Gravity. 2013. Alfonso Cuarón, director. Mexico.
Seven years after Children of Men, Alfonso Cuarón has returned with Gravity. In Gravity, a foreign country explodes one of its satellites and this sets in orbit debris which destroys an American spacecraft and leaves several astronauts adrift in outer space.
Children of Men. 2006. Alfonso Cuarón, director. Mexico.
In his review of Babel, Roger Ebert describes its filmmaker as one of three men representing the “New Mexican Cinema”. Ebert notes how, in the past, a country might suddenly produce a brilliant generation of filmmakers and he expresses his view that, in the present, such a flowering is occurring in Mexico. Babel, Pan’s Labyrinth and Children of Men were three Mexican pictures released in the same year and each, in my opinion, is a near masterpiece.
The Fifth Estate. 2013. Bill Condon, director. United States.
In July of 2007, a series of attacks took place from the skies of Baghdad. In the first, fire was directed at a group of a dozen or so men. Among them were two war correspondents working for Reuters. Eight men were killed including one of the correspondents. In the immediately following second strike, fire was directed at the wounded. Clearly wounded, and posing no risk, the second correspondent was killed by helicopter fire as he was being helped into a van. Two further men were killed, two children within the van were wounded, and their father was killed. A spokesperson at the time stated that coalition forces had been engaged in combat against a hostile entity. That interpretation was accepted. In April of 2010, however, WikiLeaks released footage of these strikes. A different story – the truth – was told.
Monsieur Lazhar. 2011. Philippe Falardieu, director. Quebec.

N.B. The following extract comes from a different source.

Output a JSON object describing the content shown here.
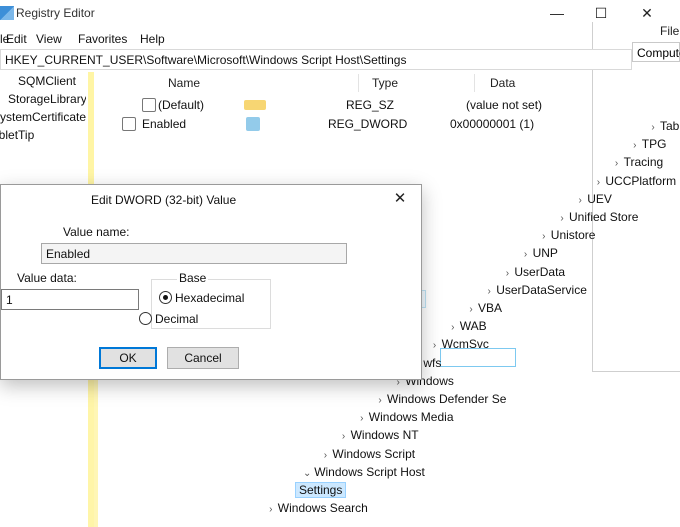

Cinematic depictions of teachers follow a similar template: An inspirational teacher brings his passion and dedication to inner-city students so full of potential but seen by previous teachers as beyond hope or an inspirational teacher brings her passion and dedication to capable but bored suburban students who, until now, have taken what they have for granted.
Away from Her. 2006. Sarah Polley, director. Canada.
Away from Her owes existence to two very talented Canadian women; author Alice Munro and director Sarah Polley. Based upon a short-story penned by Munro – entitled “The Bear Came over the Mountain” – Away from Her follows an older man named Grant who is increasingly experiencing abandonment. Two factors contribute to his sense of having been marooned.
Lady in the Water. 2006. M. Night Shyamalan, director. United States.
Heep superintends an apartment complex and encounters a narf named Story. Story is in search of her vessel and, once having caused an awakening in him or her, intends to return to the Blue World via the Great Eatlon. Her mission is complicated by the presence of a rogue scrunt who, no longer fearing the Tartutic, is intent on killing her. Capishe?
The Sunset Limited. 2011. Tommy Lee Jones, director. United States.
“So what am I supposed to do with you, Professor?” Black asks White. Written by Cormac McCarthy, the encounter between White and Black has since been adapted for HBO by Tommy Lee Jones.